BEGIN Working data

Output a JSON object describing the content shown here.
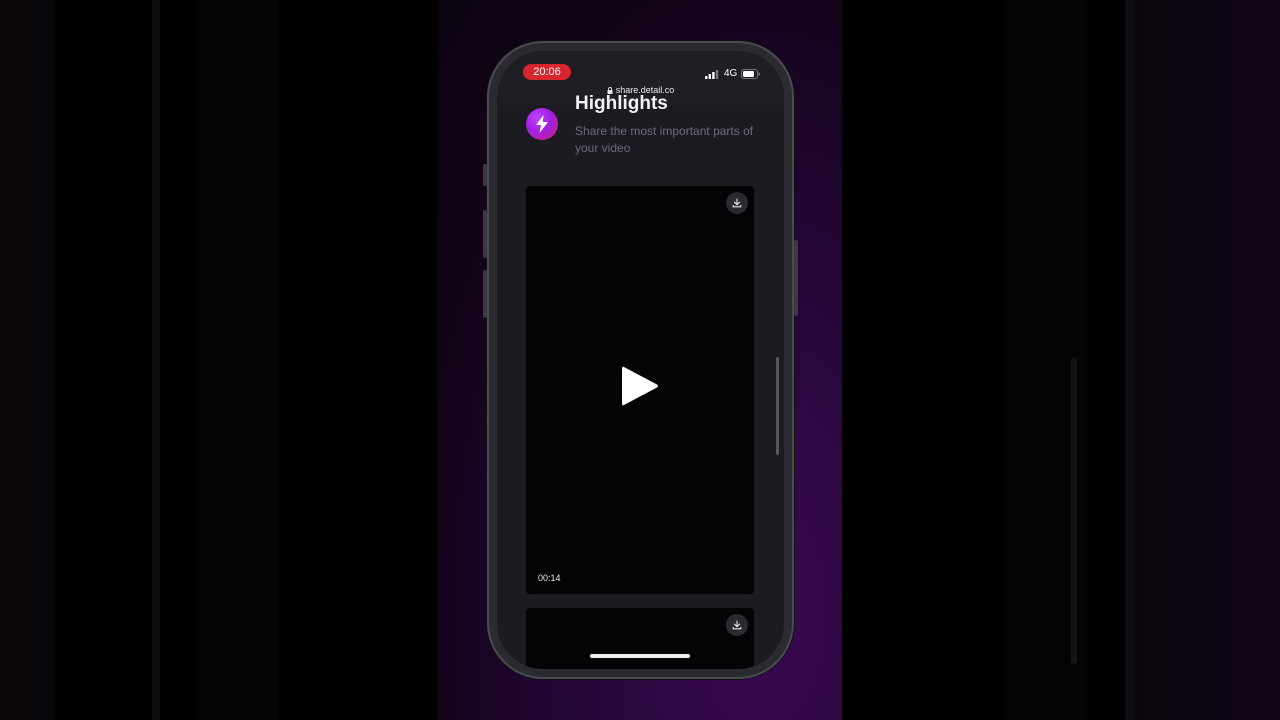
{
  "status_bar": {
    "time": "20:06",
    "network": "4G",
    "url": "share.detail.co"
  },
  "section": {
    "title": "Highlights",
    "description": "Share the most important parts of your video",
    "icon": "lightning-icon"
  },
  "videos": [
    {
      "duration": "00:14"
    },
    {
      "duration": ""
    }
  ],
  "colors": {
    "time_pill": "#d7262e",
    "accent_gradient_start": "#c040ff",
    "accent_gradient_end": "#d0207a",
    "screen_bg": "#1b1b21"
  }
}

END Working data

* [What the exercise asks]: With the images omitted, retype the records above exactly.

* [Output of the exercise]:
Output a JSON object describing the content shown here.
{
  "status_bar": {
    "time": "20:06",
    "network": "4G",
    "url": "share.detail.co"
  },
  "section": {
    "title": "Highlights",
    "description": "Share the most important parts of your video",
    "icon": "lightning-icon"
  },
  "videos": [
    {
      "duration": "00:14"
    },
    {
      "duration": ""
    }
  ],
  "colors": {
    "time_pill": "#d7262e",
    "accent_gradient_start": "#c040ff",
    "accent_gradient_end": "#d0207a",
    "screen_bg": "#1b1b21"
  }
}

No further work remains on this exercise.